These pots are fairly large with the soil coming about ¾ full (with the tree inside. This is so I can add the organic fertiliser and compost. There is also a hole in the bottom about 3cm in diameter. When I potted it up, I placed broken crock over the hole, added about 10cm of premium potting mix then placed the tree’s root ball on top. I then backfilled with more potting mix and watered in well.
I have four of the eight trees included in my irrigation system so this helps a lot during summer. However, I do find that I need to water at least once a day during the really hot weather (40°+) to keep them thriving. In winter, I water weekly to make sure they are moist.
Now here is a citrus secret that you won’t read everyday. I also add human urine to a 9 litre watering can (about 500 ml of wee), and give quarter of the watering can to each tree. On a good day, manage to get around to all 8 trees. They love the extra nitrogen and acidity of this liquid neutralises the alkalinity of the dolomite lime. I do this once a month.

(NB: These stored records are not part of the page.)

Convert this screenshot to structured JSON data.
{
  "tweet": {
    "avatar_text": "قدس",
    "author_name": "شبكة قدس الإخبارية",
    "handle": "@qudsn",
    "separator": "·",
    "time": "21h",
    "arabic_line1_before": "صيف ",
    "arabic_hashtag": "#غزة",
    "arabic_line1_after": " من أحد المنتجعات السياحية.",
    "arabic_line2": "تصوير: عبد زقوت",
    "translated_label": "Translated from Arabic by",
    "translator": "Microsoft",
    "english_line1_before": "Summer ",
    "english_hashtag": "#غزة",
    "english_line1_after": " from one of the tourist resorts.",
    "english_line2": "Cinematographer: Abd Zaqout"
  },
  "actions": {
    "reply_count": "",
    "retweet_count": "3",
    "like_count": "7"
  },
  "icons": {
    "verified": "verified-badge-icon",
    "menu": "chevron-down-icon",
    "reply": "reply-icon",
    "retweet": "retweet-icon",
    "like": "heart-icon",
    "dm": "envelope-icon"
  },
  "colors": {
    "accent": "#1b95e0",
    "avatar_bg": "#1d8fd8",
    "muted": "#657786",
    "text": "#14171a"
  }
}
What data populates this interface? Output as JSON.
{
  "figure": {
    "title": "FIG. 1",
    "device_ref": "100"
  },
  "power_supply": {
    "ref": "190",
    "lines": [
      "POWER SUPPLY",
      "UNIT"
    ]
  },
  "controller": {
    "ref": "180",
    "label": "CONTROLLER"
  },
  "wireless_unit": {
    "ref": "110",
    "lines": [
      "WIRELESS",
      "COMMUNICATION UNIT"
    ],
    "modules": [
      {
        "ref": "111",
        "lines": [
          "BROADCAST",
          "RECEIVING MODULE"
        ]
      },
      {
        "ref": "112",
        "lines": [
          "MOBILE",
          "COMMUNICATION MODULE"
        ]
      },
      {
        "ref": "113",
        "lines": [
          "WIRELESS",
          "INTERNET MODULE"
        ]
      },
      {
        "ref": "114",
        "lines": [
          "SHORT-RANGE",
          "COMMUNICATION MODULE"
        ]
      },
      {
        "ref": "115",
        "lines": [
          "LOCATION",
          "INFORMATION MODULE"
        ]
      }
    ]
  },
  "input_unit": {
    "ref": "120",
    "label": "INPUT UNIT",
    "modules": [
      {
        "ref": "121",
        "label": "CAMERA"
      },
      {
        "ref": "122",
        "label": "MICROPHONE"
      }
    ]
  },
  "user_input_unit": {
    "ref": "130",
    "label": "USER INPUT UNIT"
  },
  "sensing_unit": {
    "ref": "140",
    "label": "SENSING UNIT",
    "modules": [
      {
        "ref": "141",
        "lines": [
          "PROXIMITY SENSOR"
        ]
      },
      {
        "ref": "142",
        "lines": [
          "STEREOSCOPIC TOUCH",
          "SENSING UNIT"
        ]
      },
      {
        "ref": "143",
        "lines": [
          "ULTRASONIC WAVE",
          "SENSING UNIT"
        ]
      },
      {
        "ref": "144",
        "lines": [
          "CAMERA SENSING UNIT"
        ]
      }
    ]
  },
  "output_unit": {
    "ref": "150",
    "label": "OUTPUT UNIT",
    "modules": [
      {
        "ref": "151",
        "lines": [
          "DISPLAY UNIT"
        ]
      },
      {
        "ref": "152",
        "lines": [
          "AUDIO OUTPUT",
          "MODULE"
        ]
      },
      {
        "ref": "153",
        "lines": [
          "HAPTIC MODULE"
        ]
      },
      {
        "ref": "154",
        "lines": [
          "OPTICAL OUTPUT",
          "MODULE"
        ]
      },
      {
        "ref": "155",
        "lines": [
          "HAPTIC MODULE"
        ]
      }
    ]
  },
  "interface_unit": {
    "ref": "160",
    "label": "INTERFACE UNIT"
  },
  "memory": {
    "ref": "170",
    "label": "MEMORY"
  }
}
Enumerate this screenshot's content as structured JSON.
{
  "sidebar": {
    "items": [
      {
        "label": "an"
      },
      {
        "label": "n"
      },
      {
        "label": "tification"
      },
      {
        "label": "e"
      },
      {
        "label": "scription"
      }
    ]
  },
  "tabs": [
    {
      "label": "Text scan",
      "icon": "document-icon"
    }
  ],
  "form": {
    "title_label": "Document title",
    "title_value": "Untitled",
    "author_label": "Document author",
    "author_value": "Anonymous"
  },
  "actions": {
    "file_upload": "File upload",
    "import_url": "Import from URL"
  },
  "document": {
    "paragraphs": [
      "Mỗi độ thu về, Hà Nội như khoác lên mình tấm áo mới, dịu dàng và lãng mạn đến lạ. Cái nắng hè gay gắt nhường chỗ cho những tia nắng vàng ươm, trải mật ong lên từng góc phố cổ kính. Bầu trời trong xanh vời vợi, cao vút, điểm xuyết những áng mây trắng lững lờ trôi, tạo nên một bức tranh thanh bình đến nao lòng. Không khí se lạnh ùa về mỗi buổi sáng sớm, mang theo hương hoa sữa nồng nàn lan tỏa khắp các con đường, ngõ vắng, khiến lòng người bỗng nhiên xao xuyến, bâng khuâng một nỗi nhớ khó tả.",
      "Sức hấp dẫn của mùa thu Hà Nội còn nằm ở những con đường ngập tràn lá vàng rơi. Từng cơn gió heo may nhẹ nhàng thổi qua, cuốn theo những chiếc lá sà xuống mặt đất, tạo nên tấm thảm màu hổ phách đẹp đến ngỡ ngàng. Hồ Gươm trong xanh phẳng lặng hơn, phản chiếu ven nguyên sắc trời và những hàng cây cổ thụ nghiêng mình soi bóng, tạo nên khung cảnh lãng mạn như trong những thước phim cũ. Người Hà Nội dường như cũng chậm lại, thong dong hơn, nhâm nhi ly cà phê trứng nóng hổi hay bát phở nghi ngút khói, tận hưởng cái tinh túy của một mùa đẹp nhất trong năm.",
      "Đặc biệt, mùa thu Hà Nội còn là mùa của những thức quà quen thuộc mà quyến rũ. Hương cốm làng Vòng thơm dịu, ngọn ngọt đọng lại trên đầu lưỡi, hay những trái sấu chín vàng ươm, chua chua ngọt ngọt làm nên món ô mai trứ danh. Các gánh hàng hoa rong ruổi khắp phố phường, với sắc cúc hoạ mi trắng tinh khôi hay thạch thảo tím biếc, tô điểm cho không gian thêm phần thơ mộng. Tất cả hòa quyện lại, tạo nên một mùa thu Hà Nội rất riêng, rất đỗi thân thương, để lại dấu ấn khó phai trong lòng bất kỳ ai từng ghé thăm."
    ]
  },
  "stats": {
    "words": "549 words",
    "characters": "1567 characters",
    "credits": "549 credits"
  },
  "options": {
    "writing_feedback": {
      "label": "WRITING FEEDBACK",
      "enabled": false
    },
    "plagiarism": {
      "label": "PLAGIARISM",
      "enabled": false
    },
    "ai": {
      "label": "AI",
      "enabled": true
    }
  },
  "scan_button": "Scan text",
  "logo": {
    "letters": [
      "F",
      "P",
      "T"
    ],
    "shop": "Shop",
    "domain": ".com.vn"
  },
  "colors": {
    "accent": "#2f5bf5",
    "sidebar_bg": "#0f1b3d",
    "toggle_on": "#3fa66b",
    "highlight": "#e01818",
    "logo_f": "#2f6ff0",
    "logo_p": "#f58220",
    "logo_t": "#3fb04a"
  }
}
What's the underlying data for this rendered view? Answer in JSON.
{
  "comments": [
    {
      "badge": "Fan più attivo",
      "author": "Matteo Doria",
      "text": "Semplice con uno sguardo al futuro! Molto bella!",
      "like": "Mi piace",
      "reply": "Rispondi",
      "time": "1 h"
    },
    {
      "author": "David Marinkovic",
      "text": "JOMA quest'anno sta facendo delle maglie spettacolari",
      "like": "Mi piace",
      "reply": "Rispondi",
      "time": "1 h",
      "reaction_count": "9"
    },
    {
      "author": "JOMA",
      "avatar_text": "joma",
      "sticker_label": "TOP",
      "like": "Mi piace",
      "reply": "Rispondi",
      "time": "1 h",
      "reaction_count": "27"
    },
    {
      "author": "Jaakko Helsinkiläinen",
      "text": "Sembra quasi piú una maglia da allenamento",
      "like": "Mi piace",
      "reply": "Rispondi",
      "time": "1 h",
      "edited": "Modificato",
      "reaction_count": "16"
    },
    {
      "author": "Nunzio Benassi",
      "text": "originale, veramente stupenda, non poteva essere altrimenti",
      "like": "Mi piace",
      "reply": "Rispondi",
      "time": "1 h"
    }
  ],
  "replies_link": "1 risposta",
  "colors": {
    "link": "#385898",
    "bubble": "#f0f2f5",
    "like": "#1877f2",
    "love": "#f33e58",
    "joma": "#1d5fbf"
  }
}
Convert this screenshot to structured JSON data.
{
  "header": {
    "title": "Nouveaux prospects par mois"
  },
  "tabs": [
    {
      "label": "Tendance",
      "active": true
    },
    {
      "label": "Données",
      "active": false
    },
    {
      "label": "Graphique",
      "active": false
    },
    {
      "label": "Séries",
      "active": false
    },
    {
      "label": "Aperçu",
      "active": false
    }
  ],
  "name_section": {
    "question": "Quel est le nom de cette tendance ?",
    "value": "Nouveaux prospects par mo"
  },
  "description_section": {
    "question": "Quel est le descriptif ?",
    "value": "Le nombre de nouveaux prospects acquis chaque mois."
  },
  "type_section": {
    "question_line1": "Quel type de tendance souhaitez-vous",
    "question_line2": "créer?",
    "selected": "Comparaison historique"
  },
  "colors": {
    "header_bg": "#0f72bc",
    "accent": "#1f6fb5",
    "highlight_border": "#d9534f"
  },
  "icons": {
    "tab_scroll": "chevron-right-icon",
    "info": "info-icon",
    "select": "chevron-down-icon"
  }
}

If you ever have a problem with yellow leaves with green veins through the leaf especially on new growth, but the soil is moist, the tree has an iron deficiency. The soil is too alkaline and the tree cannot take up iron from the soil. You need to add iron chelate, or do what I do and place rusty nails in each pot. These also add iron to the soil over time. I don’t normally get this issue due to watering with the wee solution each month.
Look carefully for mottling on the leaves of plants because this is an indication of magnesium deficiency, which is really common in Australia. The easiest solution is to get some Epsom salts (Magnesium sulfate). Take half a litre of water, and put in half a teaspoon of Epsom salts, then shake and stir. Either water it on plants or you can foliar spray it. The mottling will go after a week or two.
Another issue to look for is yellowing of the leaves. Yellowing does occur naturally in winter, however if you see it in summer then it is a potassium deficiency. When you buy the blood and bone make sure it has added potassium (potash) and you shouldn’t get this problem. However, if you do see it, correct it with adding soluble potash; use half a teaspoonful in 4.5 litres of water, stir that thoroughly and apply it at the roots. Do this every two weeks until the leaves regain their colour.
After about 3 years of loving care you should see fruit appear in abundance. If fruit tries to set in the first two years, I would highly recommend knocking it off just after it has set. The tree needs to grow strong before it can handle the task of growing fruit and is usually able to handle a full crop of delicious fruit after about 3 years of growth.
I do keep our trees under 2.5 metres with light pruning after the harvest.
Depending on the tree, I usually get more fruit than I can eat and find that we even give some away after a few weeks.
Hopefully this post has answered all the questions, and now all readers who live in temperate climates will be able to grow this fantastic source of vitamin C.
If anyone has any other tips for growing citrus in pots, feel free to leave a comment. The more tips the better!